*** Opening of Data supplied ***

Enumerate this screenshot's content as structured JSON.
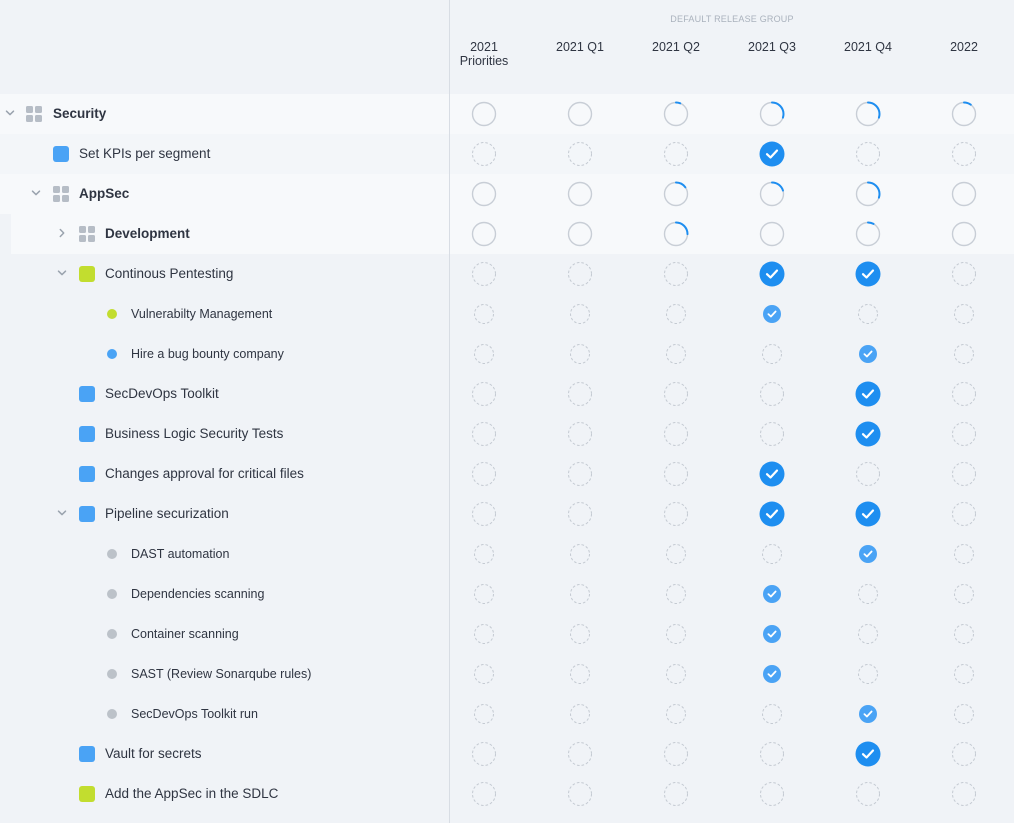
{
  "colors": {
    "accent": "#1e8ef0",
    "blue_item": "#4aa3f5",
    "green_item": "#c2dd2f",
    "gray_item": "#bcc2c9"
  },
  "header": {
    "release_group": "DEFAULT RELEASE GROUP",
    "columns": [
      {
        "line1": "2021",
        "line2": "Priorities"
      },
      {
        "line1": "2021 Q1",
        "line2": ""
      },
      {
        "line1": "2021 Q2",
        "line2": ""
      },
      {
        "line1": "2021 Q3",
        "line2": ""
      },
      {
        "line1": "2021 Q4",
        "line2": ""
      },
      {
        "line1": "2022",
        "line2": ""
      }
    ]
  },
  "rows": [
    {
      "label": "Security",
      "kind": "group",
      "level": 0,
      "chevron": "down",
      "bold": true,
      "cells": [
        {
          "t": "empty"
        },
        {
          "t": "empty"
        },
        {
          "t": "progress",
          "p": 0.06
        },
        {
          "t": "progress",
          "p": 0.3
        },
        {
          "t": "progress",
          "p": 0.3
        },
        {
          "t": "progress",
          "p": 0.1
        }
      ]
    },
    {
      "label": "Set KPIs per segment",
      "kind": "item",
      "color": "blue",
      "level": 1,
      "cells": [
        {
          "t": "dashed"
        },
        {
          "t": "dashed"
        },
        {
          "t": "dashed"
        },
        {
          "t": "check"
        },
        {
          "t": "dashed"
        },
        {
          "t": "dashed"
        }
      ]
    },
    {
      "label": "AppSec",
      "kind": "group",
      "level": 1,
      "chevron": "down",
      "bold": true,
      "cells": [
        {
          "t": "empty"
        },
        {
          "t": "empty"
        },
        {
          "t": "progress",
          "p": 0.15
        },
        {
          "t": "progress",
          "p": 0.2
        },
        {
          "t": "progress",
          "p": 0.3
        },
        {
          "t": "empty"
        }
      ]
    },
    {
      "label": "Development",
      "kind": "group",
      "level": 2,
      "chevron": "right",
      "bold": true,
      "cells": [
        {
          "t": "empty"
        },
        {
          "t": "empty"
        },
        {
          "t": "progress",
          "p": 0.25
        },
        {
          "t": "empty"
        },
        {
          "t": "progress",
          "p": 0.08
        },
        {
          "t": "empty"
        }
      ]
    },
    {
      "label": "Continous Pentesting",
      "kind": "item",
      "color": "green",
      "level": 2,
      "chevron": "down",
      "cells": [
        {
          "t": "dashed"
        },
        {
          "t": "dashed"
        },
        {
          "t": "dashed"
        },
        {
          "t": "check"
        },
        {
          "t": "check"
        },
        {
          "t": "dashed"
        }
      ]
    },
    {
      "label": "Vulnerabilty Management",
      "kind": "sub",
      "color": "green",
      "level": 3,
      "cells": [
        {
          "t": "sdashed"
        },
        {
          "t": "sdashed"
        },
        {
          "t": "sdashed"
        },
        {
          "t": "scheck"
        },
        {
          "t": "sdashed"
        },
        {
          "t": "sdashed"
        }
      ]
    },
    {
      "label": "Hire a bug bounty company",
      "kind": "sub",
      "color": "blue",
      "level": 3,
      "cells": [
        {
          "t": "sdashed"
        },
        {
          "t": "sdashed"
        },
        {
          "t": "sdashed"
        },
        {
          "t": "sdashed"
        },
        {
          "t": "scheck"
        },
        {
          "t": "sdashed"
        }
      ]
    },
    {
      "label": "SecDevOps Toolkit",
      "kind": "item",
      "color": "blue",
      "level": 2,
      "cells": [
        {
          "t": "dashed"
        },
        {
          "t": "dashed"
        },
        {
          "t": "dashed"
        },
        {
          "t": "dashed"
        },
        {
          "t": "check"
        },
        {
          "t": "dashed"
        }
      ]
    },
    {
      "label": "Business Logic Security Tests",
      "kind": "item",
      "color": "blue",
      "level": 2,
      "cells": [
        {
          "t": "dashed"
        },
        {
          "t": "dashed"
        },
        {
          "t": "dashed"
        },
        {
          "t": "dashed"
        },
        {
          "t": "check"
        },
        {
          "t": "dashed"
        }
      ]
    },
    {
      "label": "Changes approval for critical files",
      "kind": "item",
      "color": "blue",
      "level": 2,
      "cells": [
        {
          "t": "dashed"
        },
        {
          "t": "dashed"
        },
        {
          "t": "dashed"
        },
        {
          "t": "check"
        },
        {
          "t": "dashed"
        },
        {
          "t": "dashed"
        }
      ]
    },
    {
      "label": "Pipeline securization",
      "kind": "item",
      "color": "blue",
      "level": 2,
      "chevron": "down",
      "cells": [
        {
          "t": "dashed"
        },
        {
          "t": "dashed"
        },
        {
          "t": "dashed"
        },
        {
          "t": "check"
        },
        {
          "t": "check"
        },
        {
          "t": "dashed"
        }
      ]
    },
    {
      "label": "DAST automation",
      "kind": "sub",
      "color": "gray",
      "level": 3,
      "cells": [
        {
          "t": "sdashed"
        },
        {
          "t": "sdashed"
        },
        {
          "t": "sdashed"
        },
        {
          "t": "sdashed"
        },
        {
          "t": "scheck"
        },
        {
          "t": "sdashed"
        }
      ]
    },
    {
      "label": "Dependencies scanning",
      "kind": "sub",
      "color": "gray",
      "level": 3,
      "cells": [
        {
          "t": "sdashed"
        },
        {
          "t": "sdashed"
        },
        {
          "t": "sdashed"
        },
        {
          "t": "scheck"
        },
        {
          "t": "sdashed"
        },
        {
          "t": "sdashed"
        }
      ]
    },
    {
      "label": "Container scanning",
      "kind": "sub",
      "color": "gray",
      "level": 3,
      "cells": [
        {
          "t": "sdashed"
        },
        {
          "t": "sdashed"
        },
        {
          "t": "sdashed"
        },
        {
          "t": "scheck"
        },
        {
          "t": "sdashed"
        },
        {
          "t": "sdashed"
        }
      ]
    },
    {
      "label": "SAST (Review Sonarqube rules)",
      "kind": "sub",
      "color": "gray",
      "level": 3,
      "cells": [
        {
          "t": "sdashed"
        },
        {
          "t": "sdashed"
        },
        {
          "t": "sdashed"
        },
        {
          "t": "scheck"
        },
        {
          "t": "sdashed"
        },
        {
          "t": "sdashed"
        }
      ]
    },
    {
      "label": "SecDevOps Toolkit run",
      "kind": "sub",
      "color": "gray",
      "level": 3,
      "cells": [
        {
          "t": "sdashed"
        },
        {
          "t": "sdashed"
        },
        {
          "t": "sdashed"
        },
        {
          "t": "sdashed"
        },
        {
          "t": "scheck"
        },
        {
          "t": "sdashed"
        }
      ]
    },
    {
      "label": "Vault for secrets",
      "kind": "item",
      "color": "blue",
      "level": 2,
      "cells": [
        {
          "t": "dashed"
        },
        {
          "t": "dashed"
        },
        {
          "t": "dashed"
        },
        {
          "t": "dashed"
        },
        {
          "t": "check"
        },
        {
          "t": "dashed"
        }
      ]
    },
    {
      "label": "Add the AppSec in the SDLC",
      "kind": "item",
      "color": "green",
      "level": 2,
      "cells": [
        {
          "t": "dashed"
        },
        {
          "t": "dashed"
        },
        {
          "t": "dashed"
        },
        {
          "t": "dashed"
        },
        {
          "t": "dashed"
        },
        {
          "t": "dashed"
        }
      ]
    }
  ]
}
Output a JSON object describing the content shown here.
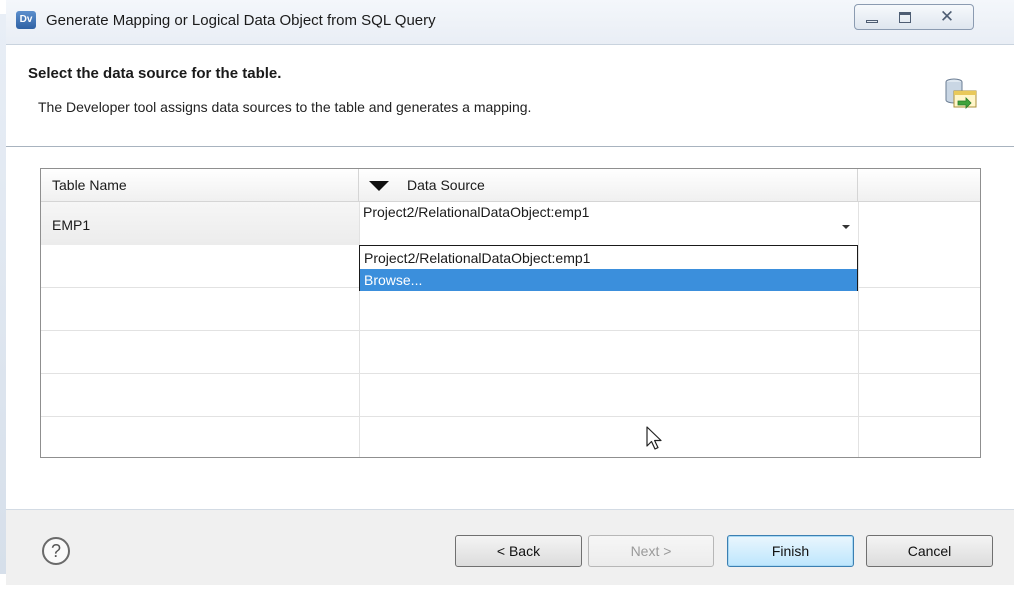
{
  "window": {
    "icon_text": "Dv",
    "title": "Generate Mapping or Logical Data Object from SQL Query",
    "close_glyph": "✕"
  },
  "header": {
    "title": "Select the data source for the table.",
    "description": "The Developer tool assigns data sources to the table and generates a mapping.",
    "icon": "wizard-database-icon"
  },
  "table": {
    "columns": [
      "Table Name",
      "Data Source",
      ""
    ],
    "rows": [
      {
        "table_name": "EMP1",
        "data_source": "Project2/RelationalDataObject:emp1"
      }
    ],
    "dropdown": {
      "options": [
        "Project2/RelationalDataObject:emp1",
        "Browse..."
      ],
      "highlighted": "Browse...",
      "highlight_color": "#3b8fdc"
    }
  },
  "footer": {
    "help_glyph": "?",
    "back_label": "< Back",
    "next_label": "Next >",
    "finish_label": "Finish",
    "cancel_label": "Cancel"
  }
}
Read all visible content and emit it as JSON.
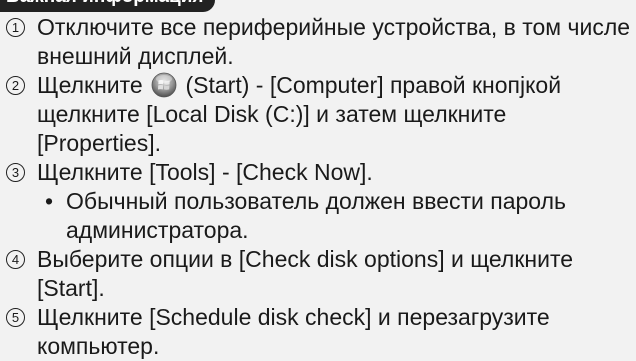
{
  "header": {
    "title": "Важная информация"
  },
  "steps": [
    {
      "number": "1",
      "text": "Отключите все периферийные устройства, в том числе внешний дисплей."
    },
    {
      "number": "2",
      "text_before_icon": "Щелкните",
      "icon": "windows-start-orb",
      "text_after_icon": "(Start) - [Computer] правой кноп­jкой щелкните [Local Disk (C:)] и затем щелкните [Properties]."
    },
    {
      "number": "3",
      "text": "Щелкните [Tools] - [Check Now].",
      "bullet": "Обычный пользователь должен ввести пароль администратора."
    },
    {
      "number": "4",
      "text": "Выберите опции в [Check disk options] и щелкните [Start]."
    },
    {
      "number": "5",
      "text": "Щелкните [Schedule disk check] и перезагрузите компьютер."
    }
  ]
}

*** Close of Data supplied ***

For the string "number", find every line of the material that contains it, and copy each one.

      "number": "1",
      "number": "2",
      "number": "3",
      "number": "4",
      "number": "5",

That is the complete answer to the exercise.